■ Data in this exercise ■
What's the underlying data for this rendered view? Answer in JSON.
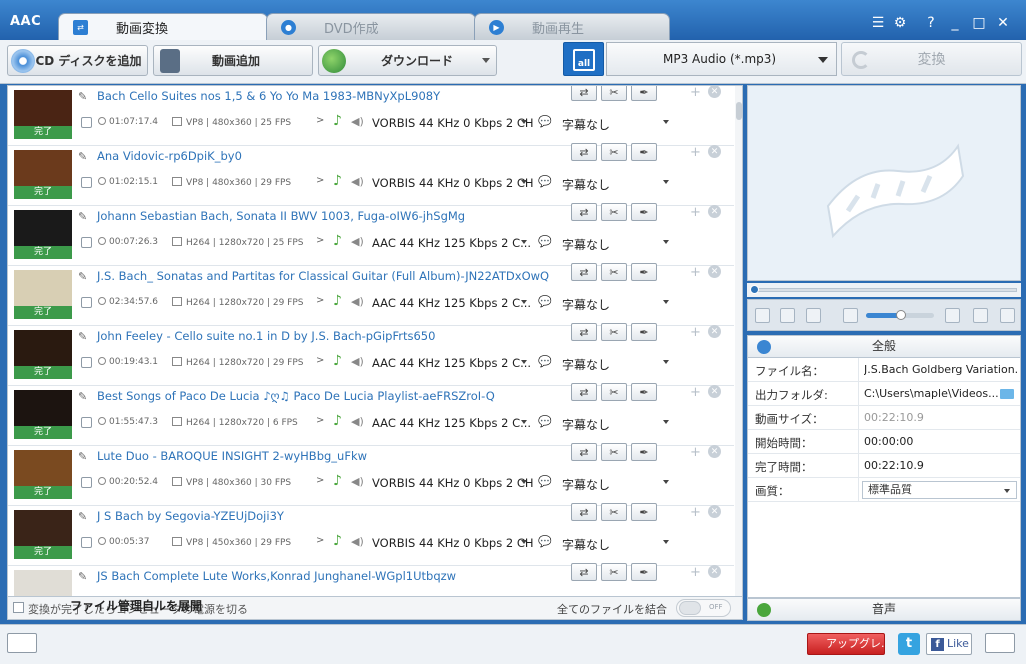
{
  "app": {
    "logo": "AAC"
  },
  "tabs": [
    {
      "label": "動画変換"
    },
    {
      "label": "DVD作成"
    },
    {
      "label": "動画再生"
    }
  ],
  "window_buttons": {
    "help": "?"
  },
  "toolbar": {
    "cd_label": "CD ディスクを追加",
    "add_label": "動画追加",
    "download_label": "ダウンロード",
    "format_label": "MP3 Audio (*.mp3)",
    "convert_label": "変換"
  },
  "status_done": "完了",
  "files": [
    {
      "name": "Bach Cello Suites nos 1,5 & 6 Yo Yo Ma 1983-MBNyXpL908Y",
      "duration": "01:07:17.4",
      "vinfo": "VP8 | 480x360 | 25 FPS",
      "audio": "VORBIS 44 KHz 0 Kbps 2 CH",
      "subtitle": "字幕なし",
      "thumb": "#4a2414"
    },
    {
      "name": "Ana Vidovic-rp6DpiK_by0",
      "duration": "01:02:15.1",
      "vinfo": "VP8 | 480x360 | 29 FPS",
      "audio": "VORBIS 44 KHz 0 Kbps 2 CH",
      "subtitle": "字幕なし",
      "thumb": "#6b3a1c"
    },
    {
      "name": "Johann Sebastian Bach, Sonata II BWV 1003, Fuga-oIW6-jhSgMg",
      "duration": "00:07:26.3",
      "vinfo": "H264 | 1280x720 | 25 FPS",
      "audio": "AAC 44 KHz 125 Kbps 2 C...",
      "subtitle": "字幕なし",
      "thumb": "#1a1a1a"
    },
    {
      "name": "J.S. Bach_ Sonatas and Partitas for Classical Guitar (Full Album)-JN22ATDxOwQ",
      "duration": "02:34:57.6",
      "vinfo": "H264 | 1280x720 | 29 FPS",
      "audio": "AAC 44 KHz 125 Kbps 2 C...",
      "subtitle": "字幕なし",
      "thumb": "#d8cfb4"
    },
    {
      "name": "John Feeley - Cello suite no.1 in D by J.S. Bach-pGipFrts650",
      "duration": "00:19:43.1",
      "vinfo": "H264 | 1280x720 | 29 FPS",
      "audio": "AAC 44 KHz 125 Kbps 2 C...",
      "subtitle": "字幕なし",
      "thumb": "#2a1a10"
    },
    {
      "name": "Best Songs of Paco De Lucia ♪ღ♫ Paco De Lucia Playlist-aeFRSZroI-Q",
      "duration": "01:55:47.3",
      "vinfo": "H264 | 1280x720 | 6 FPS",
      "audio": "AAC 44 KHz 125 Kbps 2 C...",
      "subtitle": "字幕なし",
      "thumb": "#1c1410"
    },
    {
      "name": "Lute Duo - BAROQUE INSIGHT 2-wyHBbg_uFkw",
      "duration": "00:20:52.4",
      "vinfo": "VP8 | 480x360 | 30 FPS",
      "audio": "VORBIS 44 KHz 0 Kbps 2 CH",
      "subtitle": "字幕なし",
      "thumb": "#7a4a20"
    },
    {
      "name": "J S Bach by Segovia-YZEUjDoji3Y",
      "duration": "00:05:37",
      "vinfo": "VP8 | 450x360 | 29 FPS",
      "audio": "VORBIS 44 KHz 0 Kbps 2 CH",
      "subtitle": "字幕なし",
      "thumb": "#3a2418"
    },
    {
      "name": "JS Bach Complete Lute Works,Konrad Junghanel-WGpl1Utbqzw",
      "duration": "",
      "vinfo": "",
      "audio": "",
      "subtitle": "",
      "thumb": "#e0ddd6"
    }
  ],
  "list_footer": {
    "shutdown_label": "変換が完了したらコンピュータの電源を切る",
    "overlay_label": "ファイル管理自ルを展開",
    "join_label": "全てのファイルを結合",
    "toggle_label": "OFF"
  },
  "props_header": "全般",
  "props": [
    {
      "label": "ファイル名：",
      "value": "J.S.Bach Goldberg Variation..."
    },
    {
      "label": "出力フォルダ:",
      "value": "C:\\Users\\maple\\Videos..."
    },
    {
      "label": "動画サイズ：",
      "value": "00:22:10.9",
      "gray": true
    },
    {
      "label": "開始時間：",
      "value": "00:00:00"
    },
    {
      "label": "完了時間：",
      "value": "00:22:10.9"
    },
    {
      "label": "画質：",
      "value": "標準品質"
    }
  ],
  "audio_header": "音声",
  "statusbar": {
    "upgrade_label": "アップグレ...",
    "twitter_label": "t",
    "like_label": "Like"
  },
  "colors": {
    "accent": "#2d7fd3",
    "done": "#3c9a4a",
    "link": "#2e73b8"
  }
}
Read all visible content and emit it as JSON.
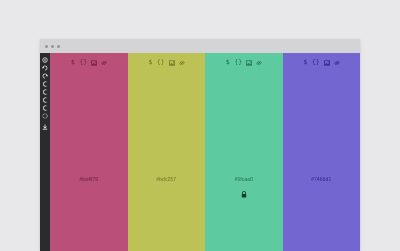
{
  "window": {
    "titlebar_dots": 3
  },
  "sidebar": {
    "tools": [
      {
        "icon": "settings-icon"
      },
      {
        "icon": "undo-icon"
      },
      {
        "icon": "redo-icon"
      },
      {
        "icon": "arc-icon"
      },
      {
        "icon": "arc-icon"
      },
      {
        "icon": "arc-icon"
      },
      {
        "icon": "arc-icon"
      },
      {
        "icon": "dotted-circle-icon"
      },
      {
        "icon": "download-icon"
      }
    ]
  },
  "palette": {
    "tool_icons": {
      "dollar": "$",
      "braces": "{}"
    },
    "colors": [
      {
        "hex": "#ba4f79",
        "label": "#ba4f79",
        "text_color": "#6a1e3e",
        "locked": false
      },
      {
        "hex": "#bdc257",
        "label": "#bdc257",
        "text_color": "#6a6c22",
        "locked": false
      },
      {
        "hex": "#5dcaa0",
        "label": "#5fcaa0",
        "text_color": "#1f6a4d",
        "locked": true
      },
      {
        "hex": "#7466d1",
        "label": "#7466d1",
        "text_color": "#2d2378",
        "locked": false
      }
    ]
  }
}
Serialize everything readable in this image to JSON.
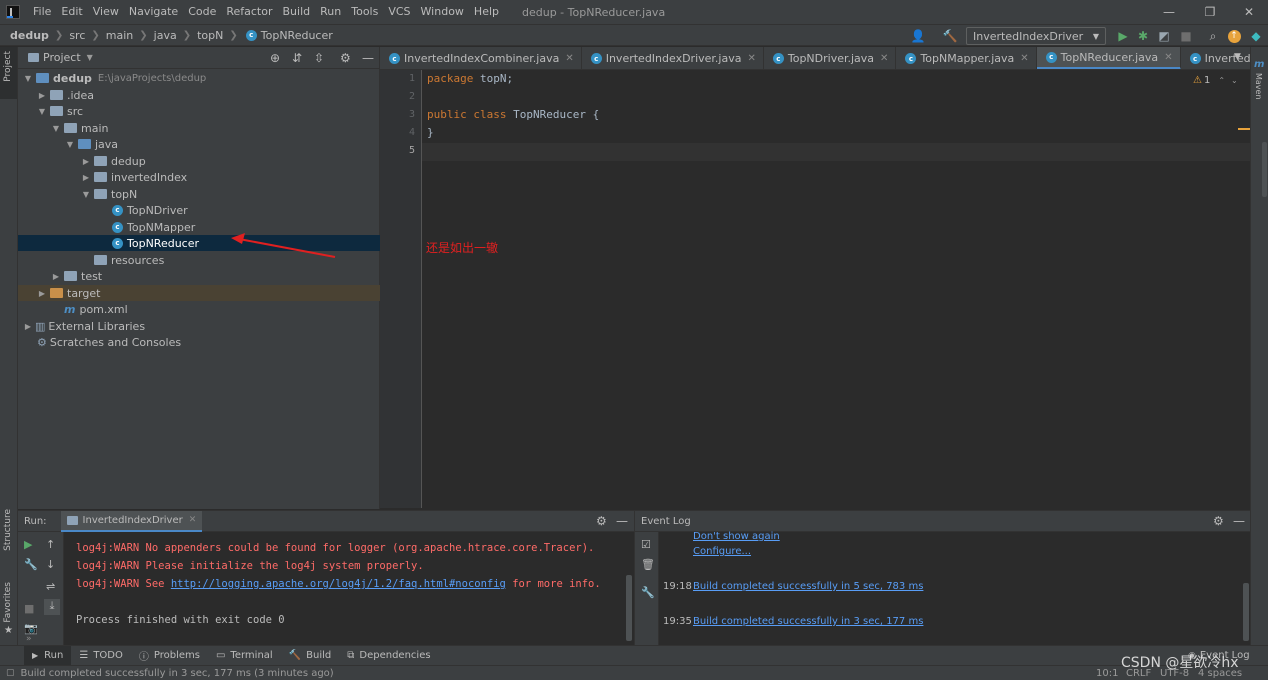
{
  "menubar": {
    "items": [
      "File",
      "Edit",
      "View",
      "Navigate",
      "Code",
      "Refactor",
      "Build",
      "Run",
      "Tools",
      "VCS",
      "Window",
      "Help"
    ],
    "window_title": "dedup - TopNReducer.java"
  },
  "breadcrumb": [
    "dedup",
    "src",
    "main",
    "java",
    "topN",
    "TopNReducer"
  ],
  "run_config": "InvertedIndexDriver",
  "project_panel": {
    "title": "Project",
    "tree": [
      {
        "label": "dedup",
        "path": "E:\\javaProjects\\dedup"
      },
      {
        "label": ".idea"
      },
      {
        "label": "src"
      },
      {
        "label": "main"
      },
      {
        "label": "java"
      },
      {
        "label": "dedup"
      },
      {
        "label": "invertedIndex"
      },
      {
        "label": "topN"
      },
      {
        "label": "TopNDriver"
      },
      {
        "label": "TopNMapper"
      },
      {
        "label": "TopNReducer"
      },
      {
        "label": "resources"
      },
      {
        "label": "test"
      },
      {
        "label": "target"
      },
      {
        "label": "pom.xml"
      },
      {
        "label": "External Libraries"
      },
      {
        "label": "Scratches and Consoles"
      }
    ]
  },
  "editor": {
    "tabs": [
      "InvertedIndexCombiner.java",
      "InvertedIndexDriver.java",
      "TopNDriver.java",
      "TopNMapper.java",
      "TopNReducer.java",
      "InvertedIndexMapper.j"
    ],
    "line_numbers": [
      "1",
      "2",
      "3",
      "4",
      "5"
    ],
    "code": {
      "l1_kw": "package",
      "l1_rest": " topN;",
      "l3_kw": "public class",
      "l3_rest": " TopNReducer {",
      "l4": "}"
    },
    "warning_count": "1",
    "annotation": "还是如出一辙"
  },
  "left_stripe": {
    "project": "Project",
    "structure": "Structure",
    "favorites": "Favorites"
  },
  "right_stripe": {
    "maven": "Maven"
  },
  "run_panel": {
    "label": "Run:",
    "tab": "InvertedIndexDriver",
    "logs": {
      "w1": "log4j:WARN No appenders could be found for logger (org.apache.htrace.core.Tracer).",
      "w2": "log4j:WARN Please initialize the log4j system properly.",
      "w3_pre": "log4j:WARN See ",
      "w3_link": "http://logging.apache.org/log4j/1.2/faq.html#noconfig",
      "w3_post": " for more info.",
      "exit": "Process finished with exit code 0"
    }
  },
  "event_log": {
    "title": "Event Log",
    "dont_show": "Don't show again",
    "configure": "Configure...",
    "entries": [
      {
        "time": "19:18",
        "text": "Build completed successfully in 5 sec, 783 ms"
      },
      {
        "time": "19:35",
        "text": "Build completed successfully in 3 sec, 177 ms"
      }
    ]
  },
  "tool_strip": [
    "Run",
    "TODO",
    "Problems",
    "Terminal",
    "Build",
    "Dependencies"
  ],
  "tool_strip_right": "Event Log",
  "status_bar": {
    "message": "Build completed successfully in 3 sec, 177 ms (3 minutes ago)",
    "position": "10:1",
    "line_sep": "CRLF",
    "encoding": "UTF-8",
    "indent": "4 spaces",
    "watermark": "CSDN @星欲冷hx"
  },
  "colors": {
    "accent": "#4a88c7",
    "selection": "#0d293e",
    "error": "#ff6b68",
    "link": "#589df6",
    "annotation": "#e02020"
  }
}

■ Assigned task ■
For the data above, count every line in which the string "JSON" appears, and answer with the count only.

■ Result for this exercise ■
3